There is no simple answer for this. One thing we do believe, is that we must be good stewards of this land in pursuit of viable solutions– whether that’s conservancy, new farming methods, clustered density with open space, etc. But we also understand that in order for there to be stewardship of this land or any other farmland resources, we must have champions and leaders that can hold a brave vision moving forward.

We are not so ignorant to think a philosophical declaration is where the story ends, –it is actually where it begins. What does the new Ag landscape look like? How can it serve and be preserved? How can public and private entities intersect to fill in the leadership gaps? We hope to continue our work and conversation in the Brighton District Area. To help create solutions and models for many of these questions.

We'll keep you posted. You keep your fingers crossed. 



Home: Part Two

We bought a house. Not a new house, but a house we will make a home. (It may help to read Home to fully understand the context of this article.) Finding a house in Denver right now is like finding the perfect wedding dress at Filene’s Basement. After we sold our last home, the race was on to find somewhere to land. We landed on a 1950’s ranch in the Sloans Lake neighborhood. We kindly refer to it as our “mid-century modest.” It didn’t look like it had been changed much since it was built- except for some pink soffits, pink shag carpet and some wood paneling. We knew it had great bones and a layout we could work with. 

What we didn’t know was that the house had one owner before us- William Seyfer. What we also didn’t know until we closed was that William (we affectionately call him “Bill”) built the home after getting out of the Navy in 1951. At our closing the broker brought us a scrapbook that Bill’s daughter, Sally, gave us that had a photographic account of the build. She also brought a story about the house that she scribed for her dad. Needless to say, I cried at the closing. 

We are in the middle of the remodel now. We’ve replaced all the systems. We’ve changed a few walls, and reconfigured some spaces, but for the most part, it’s the same. It’s not fancy. It won’t win any architectural awards. But it has an amazing spirit- a soul. It was evident to Terry and I when we first walked in, but it was confirmed by our dogs who just get crazy happy anytime we stop by. How is that? How does a house get a soul? And how do you feel it, how do you know it? It could be good design. It could be the love that was manifested there. It could have been built on some positive vortex of amazing energy. Who really knows, but you just know. Ya know. 

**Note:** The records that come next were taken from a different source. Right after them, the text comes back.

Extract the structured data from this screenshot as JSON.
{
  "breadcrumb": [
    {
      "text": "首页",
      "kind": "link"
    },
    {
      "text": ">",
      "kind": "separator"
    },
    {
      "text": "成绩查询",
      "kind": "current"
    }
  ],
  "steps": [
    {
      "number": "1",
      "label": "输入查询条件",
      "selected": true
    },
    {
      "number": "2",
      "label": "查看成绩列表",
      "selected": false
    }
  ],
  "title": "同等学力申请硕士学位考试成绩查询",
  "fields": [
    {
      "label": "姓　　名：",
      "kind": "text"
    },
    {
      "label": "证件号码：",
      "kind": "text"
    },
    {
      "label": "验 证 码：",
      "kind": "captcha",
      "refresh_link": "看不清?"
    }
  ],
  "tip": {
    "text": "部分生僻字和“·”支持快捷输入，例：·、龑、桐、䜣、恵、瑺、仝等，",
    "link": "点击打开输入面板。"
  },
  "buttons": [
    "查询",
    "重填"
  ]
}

I’ve had trepidation about Sally or her brothers seeing that we’ve ripped open their childhood home to “update” it. As if it were to be held there in all of its 1950s glory- window treatments et al. I hope we are honoring the spirit of Bill as we move through new layouts and fixtures and flooring. I hope the space holds the ‘special.’ I hope that this becomes an example of taking something old and giving it a best new life. 

We think it’s important that we unearth the heritage and legacy of places and spaces. Especially the one’s in which we spend most of our time. I hope we do Bill proud in our efforts to restore. I hope we do us proud.